California Resisting Arrest Laws

Our news cycle is filled with stories of suspects resisting arrest or failing to comply with a peace officer’s lawful commands. Oftentimes the collective consciousness of the community must grapple with the aftermath of an officer’s excessive use of force in response to a suspect resisting, obstructing, or delaying an investigation or arrest. The conversation can lead to questions about perceived racial or ethnic bias on the part of the police force and an argument over police brutality and civil rights – particularly if a suspect is harmed or killed as a result of resisting an officer. While these issues can be highly politically-charged, below we are providing a basic overview discussion of the resisting arrest laws in California.

Resisting Arrest and Resisting an Executive Officer

In California, there are actually two separate crimes that relate to resisting an officer. First there is the misdemeanor offense of resisting a lawful arrest. In order to be guilty of this crime, a person must have willfully resisted, delayed, or otherwise, obstructed a law enforcement officeror emergency medical technician (EMT) while performing or attempting to perform their duties. Another important element of resisting arrest is that the suspect must have known (or reasonably should have known) that the person they were resisting was an officer or EMT engaged in those duties. For instance, if the officer or EMT was not in uniform and/or not in a marked patrol vehicle or ambulance, it may help your defense.

In order to be guilty of the felony crime of resisting an executive officer, the person must have willfully and unlawfully attempted by threats or violence to deter or prevent an executive officer from performing a lawful duty, and used force or violence to resist an executive officer in the performance of their lawful duties. Here, the term “executive officer” can get technical. Simply put, an executive officer is a public employee who may exercise some or all of his/her own discretion in performing his/her job duties.
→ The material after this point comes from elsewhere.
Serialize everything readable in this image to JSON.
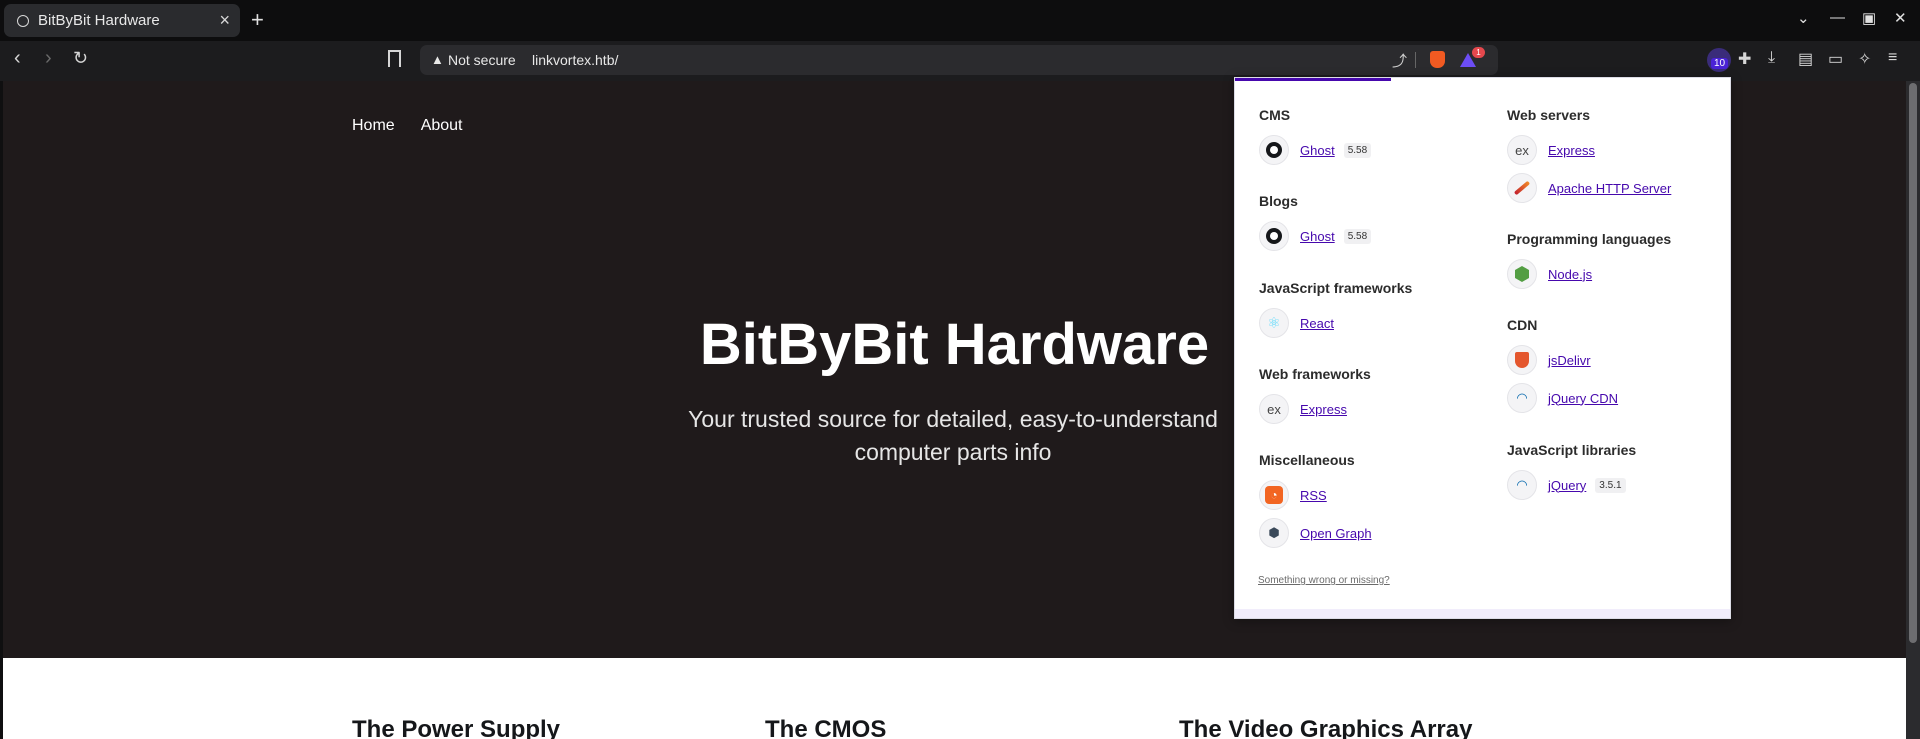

Some examples include sworn peace officers, judges, prosecutors and public defenders, and even elected officials.

California Resisting Arrest Laws Overview

Below you will find key provisions of California’s resisting arrest laws.

Statutes

California Penal Code Section 148 (Resisting Arrest)

California Penal Code Section 69 (Resisting an Executive Officer)

Penalties

  • Resisting Arrest: Misdemeanor punishable by up to one year county jail and/or a maximum 1,000 fine
  • Resisting an Executive Officer:, Either a misdemeanor (same potential penalties as above) or felony (depending on the nature of the alleged offense) punishable by up to three years in county jail, a fine of $500 to $5,000, or both. Also called a “wobbler.”

Possible Defenses (Not an exhaustive list)

  • Lack of Intent
  • Wrongful arrest, police misconduct
  • Self defense

Related Charge

California Penal Code Section 243: (Battery on a Peace Officer): Can be charged if physical force is used against the executive officer when he/she engaged in the performance of his/her lawful duties


Note: State laws are always subject to change through the passage of new legislation, rulings in the higher courts (including federal decisions), ballot initiatives, and other means. While we strive to provide the most current information available, please consult an attorney or conduct your own legal research to verify the state law(s) you are researching.

California Codes and Legal Research Options

Additional Resources

If you have additional questions about California’s resisting arrest laws, click on the following links:

Accused of Resisting Arrest? Get a Free Criminal Case Review

Resisting arrest can come in two forms: a misdemeanor or a felony. If you’ve been accused of either Penal Code 148 (a)(1) or Penal Code 69, you’ll want a legal advocate on your side who knows laws, understands the ‘use of force’ rule, and can help you defend your actions. If you want to learn more, start with a free case evaluation from an experienced California criminal defense attorney today.

Next Steps: Search for a Local Attorney

Contact a qualified attorney.